***** EXERCISE INPUT
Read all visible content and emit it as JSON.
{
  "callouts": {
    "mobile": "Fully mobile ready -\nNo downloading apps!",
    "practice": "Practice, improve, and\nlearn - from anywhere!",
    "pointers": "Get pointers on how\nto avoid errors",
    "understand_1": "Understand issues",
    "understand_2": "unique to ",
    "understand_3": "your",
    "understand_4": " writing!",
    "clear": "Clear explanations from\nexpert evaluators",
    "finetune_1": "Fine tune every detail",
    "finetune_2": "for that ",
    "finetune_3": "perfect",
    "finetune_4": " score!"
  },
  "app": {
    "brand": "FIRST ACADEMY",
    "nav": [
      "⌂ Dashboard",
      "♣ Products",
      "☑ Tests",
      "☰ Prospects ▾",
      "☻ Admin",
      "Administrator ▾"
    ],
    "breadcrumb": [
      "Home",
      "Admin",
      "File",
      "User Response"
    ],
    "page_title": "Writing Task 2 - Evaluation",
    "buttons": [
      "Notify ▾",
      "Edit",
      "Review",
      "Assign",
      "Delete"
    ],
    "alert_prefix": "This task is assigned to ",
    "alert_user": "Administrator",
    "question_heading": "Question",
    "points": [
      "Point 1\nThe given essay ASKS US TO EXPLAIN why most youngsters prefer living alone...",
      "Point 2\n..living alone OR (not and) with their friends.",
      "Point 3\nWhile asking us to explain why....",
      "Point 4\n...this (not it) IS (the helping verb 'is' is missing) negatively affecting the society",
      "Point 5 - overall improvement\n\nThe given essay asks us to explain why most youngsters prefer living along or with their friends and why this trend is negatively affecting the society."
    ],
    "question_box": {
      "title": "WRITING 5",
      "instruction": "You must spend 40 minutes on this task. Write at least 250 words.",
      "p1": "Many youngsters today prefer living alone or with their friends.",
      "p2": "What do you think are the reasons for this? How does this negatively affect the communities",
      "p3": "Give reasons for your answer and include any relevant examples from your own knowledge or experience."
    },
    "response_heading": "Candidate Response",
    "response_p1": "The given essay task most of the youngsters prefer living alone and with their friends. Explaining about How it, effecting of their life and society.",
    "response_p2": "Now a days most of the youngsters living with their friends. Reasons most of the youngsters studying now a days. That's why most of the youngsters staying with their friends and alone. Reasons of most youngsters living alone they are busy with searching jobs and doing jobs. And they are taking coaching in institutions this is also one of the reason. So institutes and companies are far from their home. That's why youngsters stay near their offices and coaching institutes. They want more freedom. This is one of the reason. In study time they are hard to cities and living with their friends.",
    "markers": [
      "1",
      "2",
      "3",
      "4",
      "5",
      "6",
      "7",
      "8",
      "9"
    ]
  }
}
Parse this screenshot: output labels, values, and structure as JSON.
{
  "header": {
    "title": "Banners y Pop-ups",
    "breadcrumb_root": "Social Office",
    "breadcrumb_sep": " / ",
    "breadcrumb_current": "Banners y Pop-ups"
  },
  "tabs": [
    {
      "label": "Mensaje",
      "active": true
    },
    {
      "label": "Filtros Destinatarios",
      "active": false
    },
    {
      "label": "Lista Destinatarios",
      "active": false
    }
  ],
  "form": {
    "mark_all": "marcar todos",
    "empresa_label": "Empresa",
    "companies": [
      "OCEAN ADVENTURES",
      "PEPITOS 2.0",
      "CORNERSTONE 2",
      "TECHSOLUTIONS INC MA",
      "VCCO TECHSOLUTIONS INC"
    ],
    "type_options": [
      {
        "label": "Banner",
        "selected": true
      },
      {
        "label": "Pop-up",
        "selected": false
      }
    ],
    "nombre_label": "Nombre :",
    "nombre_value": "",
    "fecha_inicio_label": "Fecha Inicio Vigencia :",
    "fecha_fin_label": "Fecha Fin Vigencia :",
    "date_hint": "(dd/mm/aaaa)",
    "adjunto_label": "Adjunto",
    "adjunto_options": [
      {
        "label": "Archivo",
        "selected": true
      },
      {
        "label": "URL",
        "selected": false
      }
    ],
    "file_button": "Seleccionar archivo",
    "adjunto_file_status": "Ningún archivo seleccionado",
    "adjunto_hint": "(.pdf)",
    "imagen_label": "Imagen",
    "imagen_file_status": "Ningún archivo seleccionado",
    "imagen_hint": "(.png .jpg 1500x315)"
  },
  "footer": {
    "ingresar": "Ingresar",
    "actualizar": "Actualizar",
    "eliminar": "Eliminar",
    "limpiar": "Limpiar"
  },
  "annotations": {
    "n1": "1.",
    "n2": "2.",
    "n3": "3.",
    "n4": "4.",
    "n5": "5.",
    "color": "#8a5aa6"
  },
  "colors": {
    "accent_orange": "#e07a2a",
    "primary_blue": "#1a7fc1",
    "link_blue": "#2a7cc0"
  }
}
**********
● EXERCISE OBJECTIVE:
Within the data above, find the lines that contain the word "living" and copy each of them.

● ANSWER TO THIS PROBLEM:
      "Point 1\nThe given essay ASKS US TO EXPLAIN why most youngsters prefer living alone...",
      "Point 2\n..living alone OR (not and) with their friends.",
      "Point 5 - overall improvement\n\nThe given essay asks us to explain why most youngsters prefer living along or with their friends and why this trend is negatively affecting the society."
      "p1": "Many youngsters today prefer living alone or with their friends.",
    "response_p1": "The given essay task most of the youngsters prefer living alone and with their friends. Explaining about How it, effecting of their life and society.",
    "response_p2": "Now a days most of the youngsters living with their friends. Reasons most of the youngsters studying now a days. That's why most of the youngsters staying with their friends and alone. Reasons of most youngsters living alone they are busy with searching jobs and doing jobs. And they are taking coaching in institutions this is also one of the reason. So institutes and companies are far from their home. That's why youngsters stay near their offices and coaching institutes. They want more freedom. This is one of the reason. In study time they are hard to cities and living with their friends.",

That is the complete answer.